stronger again, so substantial rainfall will be possible. Soils will
very likely be saturated by this time, so the flood threat will be
greatest with this storm. A few showers could linger into Tuesday,
with model solutions indicating a return to fair weather and
possible offshore flow midweek next week.
Total predicted rainfall amounts through Monday are as follows:
Coast: 2-5 inches
Valleys: 3-6 inches
Mountains: 6-12 inches on coastal slopes,
with locally higher amounts
High Deserts: 1-3 inches
Lower Deserts: 0.75-1.5 inches
Total snowfall could reach 2 to 3 feet around and above 7000 feet,
though some compaction at times or even rainfall around Sunday night
could result in lower snow depths at the end of the series of storms.
180420Z...Patchy low clouds with bases 1000-1500 ft MSL developing
along the coast this evening and spreading into the western valleys
overnight. Local vis 1-3 SM in BR in the valleys overnight. Low
clouds becoming SCT after 16Z, then increasing cloud layers AOA 3000
ft MSL and unrestricted vis through Wednesday evening. Coastal
slopes of the mountains becoming obscured in clouds/fog Wed evening
A series of Pacific storms will bring strong winds, rain and large
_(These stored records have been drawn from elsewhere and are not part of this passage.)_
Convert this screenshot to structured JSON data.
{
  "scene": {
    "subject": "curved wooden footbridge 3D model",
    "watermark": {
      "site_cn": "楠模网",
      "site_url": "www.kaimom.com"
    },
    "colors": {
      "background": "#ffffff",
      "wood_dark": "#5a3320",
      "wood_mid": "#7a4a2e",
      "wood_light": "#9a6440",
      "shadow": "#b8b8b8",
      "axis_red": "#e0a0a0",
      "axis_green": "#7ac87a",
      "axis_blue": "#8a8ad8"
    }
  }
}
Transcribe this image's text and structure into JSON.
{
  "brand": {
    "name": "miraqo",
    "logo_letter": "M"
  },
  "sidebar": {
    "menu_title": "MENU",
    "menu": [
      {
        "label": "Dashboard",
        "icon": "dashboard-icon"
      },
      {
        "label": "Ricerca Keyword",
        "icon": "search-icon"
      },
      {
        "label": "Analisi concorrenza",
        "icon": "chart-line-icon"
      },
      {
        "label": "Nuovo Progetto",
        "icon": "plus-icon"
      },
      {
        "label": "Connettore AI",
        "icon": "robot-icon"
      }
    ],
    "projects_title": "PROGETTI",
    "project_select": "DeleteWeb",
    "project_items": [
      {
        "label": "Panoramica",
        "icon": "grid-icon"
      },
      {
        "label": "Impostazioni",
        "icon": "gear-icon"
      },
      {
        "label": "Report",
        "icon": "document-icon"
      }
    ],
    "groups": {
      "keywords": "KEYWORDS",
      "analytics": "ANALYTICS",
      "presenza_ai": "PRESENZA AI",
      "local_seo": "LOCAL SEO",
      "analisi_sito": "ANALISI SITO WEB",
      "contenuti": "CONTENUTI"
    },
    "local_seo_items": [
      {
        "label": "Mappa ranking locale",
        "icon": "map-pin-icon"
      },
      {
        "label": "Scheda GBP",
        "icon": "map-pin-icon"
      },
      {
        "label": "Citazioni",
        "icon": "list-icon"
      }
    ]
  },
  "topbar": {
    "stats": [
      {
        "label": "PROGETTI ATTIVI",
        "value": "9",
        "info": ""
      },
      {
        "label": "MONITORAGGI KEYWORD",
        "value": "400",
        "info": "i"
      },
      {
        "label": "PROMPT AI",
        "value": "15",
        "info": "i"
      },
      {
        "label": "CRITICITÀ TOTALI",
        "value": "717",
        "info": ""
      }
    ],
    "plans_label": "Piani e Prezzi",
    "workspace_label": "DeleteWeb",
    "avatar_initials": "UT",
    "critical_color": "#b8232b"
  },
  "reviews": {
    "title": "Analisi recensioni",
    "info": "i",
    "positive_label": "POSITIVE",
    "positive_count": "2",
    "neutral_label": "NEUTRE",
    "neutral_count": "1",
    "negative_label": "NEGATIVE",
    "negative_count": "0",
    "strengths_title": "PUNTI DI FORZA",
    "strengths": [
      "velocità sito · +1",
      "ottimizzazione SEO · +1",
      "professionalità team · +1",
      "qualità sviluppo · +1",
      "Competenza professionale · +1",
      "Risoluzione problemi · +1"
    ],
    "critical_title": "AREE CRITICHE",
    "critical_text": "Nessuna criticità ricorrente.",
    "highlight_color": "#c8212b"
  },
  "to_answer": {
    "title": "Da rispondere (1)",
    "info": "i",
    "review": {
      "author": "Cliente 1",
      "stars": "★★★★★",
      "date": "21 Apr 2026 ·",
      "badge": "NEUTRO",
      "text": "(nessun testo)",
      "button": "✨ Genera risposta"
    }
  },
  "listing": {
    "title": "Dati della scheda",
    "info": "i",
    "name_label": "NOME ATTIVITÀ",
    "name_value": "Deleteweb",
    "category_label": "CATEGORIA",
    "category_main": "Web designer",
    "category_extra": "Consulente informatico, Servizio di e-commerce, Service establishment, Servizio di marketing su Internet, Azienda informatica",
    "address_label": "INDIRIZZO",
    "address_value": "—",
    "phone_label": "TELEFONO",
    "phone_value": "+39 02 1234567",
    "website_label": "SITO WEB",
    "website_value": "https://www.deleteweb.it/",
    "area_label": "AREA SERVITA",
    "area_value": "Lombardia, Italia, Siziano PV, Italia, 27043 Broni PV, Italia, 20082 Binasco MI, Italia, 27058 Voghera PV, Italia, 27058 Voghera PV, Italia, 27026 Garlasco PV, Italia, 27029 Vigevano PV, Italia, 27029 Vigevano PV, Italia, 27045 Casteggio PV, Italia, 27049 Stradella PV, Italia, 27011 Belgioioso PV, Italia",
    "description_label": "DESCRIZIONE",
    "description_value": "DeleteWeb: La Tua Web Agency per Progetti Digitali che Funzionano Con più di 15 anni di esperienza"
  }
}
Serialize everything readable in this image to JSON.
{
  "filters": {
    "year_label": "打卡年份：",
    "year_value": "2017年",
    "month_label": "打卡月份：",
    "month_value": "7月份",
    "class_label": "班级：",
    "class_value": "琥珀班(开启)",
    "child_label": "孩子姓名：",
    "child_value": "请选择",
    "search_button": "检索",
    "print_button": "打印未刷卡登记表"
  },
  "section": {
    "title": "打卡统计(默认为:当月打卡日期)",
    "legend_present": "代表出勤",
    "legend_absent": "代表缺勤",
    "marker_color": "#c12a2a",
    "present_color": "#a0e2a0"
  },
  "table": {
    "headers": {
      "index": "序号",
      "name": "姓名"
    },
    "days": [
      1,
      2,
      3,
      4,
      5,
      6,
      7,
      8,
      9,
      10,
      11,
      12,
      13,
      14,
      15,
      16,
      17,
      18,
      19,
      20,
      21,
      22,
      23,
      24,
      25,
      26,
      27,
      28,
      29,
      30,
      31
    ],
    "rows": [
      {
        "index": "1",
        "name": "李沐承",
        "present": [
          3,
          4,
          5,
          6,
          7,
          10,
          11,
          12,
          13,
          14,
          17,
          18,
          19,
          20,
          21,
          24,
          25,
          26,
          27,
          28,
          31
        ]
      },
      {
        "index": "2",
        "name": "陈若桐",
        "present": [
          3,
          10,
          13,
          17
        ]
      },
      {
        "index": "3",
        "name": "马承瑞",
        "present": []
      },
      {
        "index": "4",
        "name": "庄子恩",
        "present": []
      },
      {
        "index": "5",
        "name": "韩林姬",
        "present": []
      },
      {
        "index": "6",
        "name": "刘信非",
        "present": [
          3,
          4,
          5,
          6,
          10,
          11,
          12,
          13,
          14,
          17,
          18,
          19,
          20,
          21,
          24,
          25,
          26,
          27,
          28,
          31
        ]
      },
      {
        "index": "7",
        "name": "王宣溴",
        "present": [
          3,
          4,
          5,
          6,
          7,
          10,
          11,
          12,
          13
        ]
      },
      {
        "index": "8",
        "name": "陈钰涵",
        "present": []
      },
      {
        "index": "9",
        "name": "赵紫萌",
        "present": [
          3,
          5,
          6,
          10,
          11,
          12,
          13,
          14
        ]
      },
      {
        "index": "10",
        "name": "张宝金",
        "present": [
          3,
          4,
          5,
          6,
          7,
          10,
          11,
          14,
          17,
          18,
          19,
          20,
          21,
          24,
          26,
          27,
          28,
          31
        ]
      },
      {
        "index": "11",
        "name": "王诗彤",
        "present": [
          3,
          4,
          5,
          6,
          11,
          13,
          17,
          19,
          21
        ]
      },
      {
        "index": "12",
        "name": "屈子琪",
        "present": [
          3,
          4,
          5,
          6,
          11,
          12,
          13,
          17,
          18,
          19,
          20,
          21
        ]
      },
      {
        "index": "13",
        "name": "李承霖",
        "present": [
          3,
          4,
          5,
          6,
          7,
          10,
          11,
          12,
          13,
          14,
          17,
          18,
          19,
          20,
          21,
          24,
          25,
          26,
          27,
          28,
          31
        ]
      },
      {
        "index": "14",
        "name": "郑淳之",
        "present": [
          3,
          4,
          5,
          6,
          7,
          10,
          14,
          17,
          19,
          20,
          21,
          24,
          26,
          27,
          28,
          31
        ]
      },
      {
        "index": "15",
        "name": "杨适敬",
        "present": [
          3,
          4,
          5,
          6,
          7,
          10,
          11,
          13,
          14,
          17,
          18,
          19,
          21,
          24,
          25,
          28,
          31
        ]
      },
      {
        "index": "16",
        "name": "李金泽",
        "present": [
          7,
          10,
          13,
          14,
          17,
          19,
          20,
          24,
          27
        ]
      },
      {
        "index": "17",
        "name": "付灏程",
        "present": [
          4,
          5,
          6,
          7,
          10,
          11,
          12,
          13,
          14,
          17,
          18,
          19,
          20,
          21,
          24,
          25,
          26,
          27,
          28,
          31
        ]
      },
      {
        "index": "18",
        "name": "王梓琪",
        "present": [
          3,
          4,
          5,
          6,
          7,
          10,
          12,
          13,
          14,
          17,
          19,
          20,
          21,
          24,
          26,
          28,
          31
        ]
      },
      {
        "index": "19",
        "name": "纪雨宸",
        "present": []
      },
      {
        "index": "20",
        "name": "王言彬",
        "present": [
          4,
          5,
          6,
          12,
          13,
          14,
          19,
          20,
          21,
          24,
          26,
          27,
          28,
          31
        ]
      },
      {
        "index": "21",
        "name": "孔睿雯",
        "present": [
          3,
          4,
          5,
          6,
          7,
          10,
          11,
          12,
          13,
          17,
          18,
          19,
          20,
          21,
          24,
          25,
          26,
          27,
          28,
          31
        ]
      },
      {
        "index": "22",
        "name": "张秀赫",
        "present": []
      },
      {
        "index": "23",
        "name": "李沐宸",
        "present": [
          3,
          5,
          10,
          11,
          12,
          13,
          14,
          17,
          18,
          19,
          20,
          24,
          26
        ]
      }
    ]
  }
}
rough seas Thursday through Tuesday. Conditions hazardous to small
craft are likely Thursday, then gale force wind gusts to 35 kt and
very large combined seas of 14-18 ft are likely Friday and Saturday.
Winds and seas will diminish Sunday, then gale force conditions
possible again late Sunday through Monday as another system moves
across the area.
Swell will gradually increase Thursday into Saturday creating
periods of high surf. The highest surf will occur Saturday when
waves could be large enough to cause coastal damage, coastal
flooding and beach erosion. Highest sets will be around 12-15 ft.
Swell and surf will decrease Sunday before increasing again Monday.
Skywarn activation will not be needed tonight.
CA...Wind Advisory from 10 PM Wednesday to 4 AM PST Friday for Apple
and Lucerne Valleys-San Diego County Deserts-San Diego
County Mountains-San Gorgonio Pass Near Banning.
High Wind Watch from late Thursday night through Saturday
morning for Apple and Lucerne Valleys-San Diego County
Deserts-San Diego County Mountains-San Gorgonio Pass Near
Winter Weather Advisory from 10 PM Wednesday to 4 AM PST Friday
for Riverside County Mountains-San Bernardino County
Winter Storm Watch from late Thursday night through late Friday
night for Riverside County Mountains-San Bernardino County